What does the 3% Stamp Duty Land Tax rate hike on additional properties mean for you?
The Chancellor's Autumn Statement was full of optimism and wide sweeping declarations about a greater United Kingdom, but the picture on Stamp Duty Land Tax is not all sunshine and roses. George Osborne announced this afternoon that from April 2016, SDLT will be increased by 3% on residential buy-to-lets and second homes and will start for properties bought for more than £40,000. The top bracket of SDLT will therefore rise from 12% to 15%. This, coupled with the unfavourable changes to the deductibility for interest and 10% wear and tear for income tax purposes announced during the Summer Budget, firmly solidifies the government's crackdown on investments in the residential property domain.
There is to be consultation as to whether corporates and funds with more than 15 properties will be exempted from the higher rates.
Although a formal consultation will be undertaken at a time to be confirmed, a number of questions have already arisen, such as the definition of "residential". Does a farmhouse with substantial paddocks count as residential? There is also speculation that the change in rates will create pressure to complete property purchases before the 1 April 2016 deadline.

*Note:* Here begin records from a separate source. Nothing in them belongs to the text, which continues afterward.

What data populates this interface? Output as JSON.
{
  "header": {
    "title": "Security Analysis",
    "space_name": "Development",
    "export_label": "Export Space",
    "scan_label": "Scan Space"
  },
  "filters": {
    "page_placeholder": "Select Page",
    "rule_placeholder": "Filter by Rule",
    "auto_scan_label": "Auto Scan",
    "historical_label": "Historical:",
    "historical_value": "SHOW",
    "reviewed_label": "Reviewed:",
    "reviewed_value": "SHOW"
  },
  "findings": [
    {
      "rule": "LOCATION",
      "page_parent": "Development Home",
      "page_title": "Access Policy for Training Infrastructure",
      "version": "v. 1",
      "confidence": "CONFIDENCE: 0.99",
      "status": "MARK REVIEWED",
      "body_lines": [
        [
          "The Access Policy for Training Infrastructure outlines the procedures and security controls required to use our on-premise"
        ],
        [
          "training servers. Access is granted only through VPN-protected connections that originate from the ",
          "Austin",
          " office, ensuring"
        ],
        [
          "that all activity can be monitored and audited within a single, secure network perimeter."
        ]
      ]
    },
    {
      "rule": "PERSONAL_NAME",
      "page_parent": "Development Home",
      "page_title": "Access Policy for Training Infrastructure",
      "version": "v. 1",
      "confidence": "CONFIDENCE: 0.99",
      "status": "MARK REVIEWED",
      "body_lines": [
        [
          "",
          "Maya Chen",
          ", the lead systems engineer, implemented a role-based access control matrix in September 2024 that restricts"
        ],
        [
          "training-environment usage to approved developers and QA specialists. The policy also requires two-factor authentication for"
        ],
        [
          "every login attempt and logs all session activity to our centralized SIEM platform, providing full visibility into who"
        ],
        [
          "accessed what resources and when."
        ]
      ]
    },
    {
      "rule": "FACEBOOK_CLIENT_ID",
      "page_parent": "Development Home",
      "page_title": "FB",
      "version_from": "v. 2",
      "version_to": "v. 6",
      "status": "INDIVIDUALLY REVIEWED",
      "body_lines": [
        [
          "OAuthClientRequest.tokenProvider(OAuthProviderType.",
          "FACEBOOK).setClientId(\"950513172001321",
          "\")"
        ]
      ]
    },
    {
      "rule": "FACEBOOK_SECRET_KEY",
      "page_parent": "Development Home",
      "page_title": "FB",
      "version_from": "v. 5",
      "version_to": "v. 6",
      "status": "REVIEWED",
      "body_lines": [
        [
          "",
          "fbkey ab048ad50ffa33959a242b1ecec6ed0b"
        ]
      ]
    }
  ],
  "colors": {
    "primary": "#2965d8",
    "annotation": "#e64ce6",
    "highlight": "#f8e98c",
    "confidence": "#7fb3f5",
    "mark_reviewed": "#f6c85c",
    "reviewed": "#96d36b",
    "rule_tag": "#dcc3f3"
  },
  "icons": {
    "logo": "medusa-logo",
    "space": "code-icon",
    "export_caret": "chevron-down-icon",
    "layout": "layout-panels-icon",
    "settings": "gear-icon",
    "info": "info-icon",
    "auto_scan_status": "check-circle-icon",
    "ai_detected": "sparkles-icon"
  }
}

If you have any questions in relation to the recent SDLT changes made in the Autumn Statement 2015 or otherwise, please contact our SDLT specialist, John Shallcross, on the information below.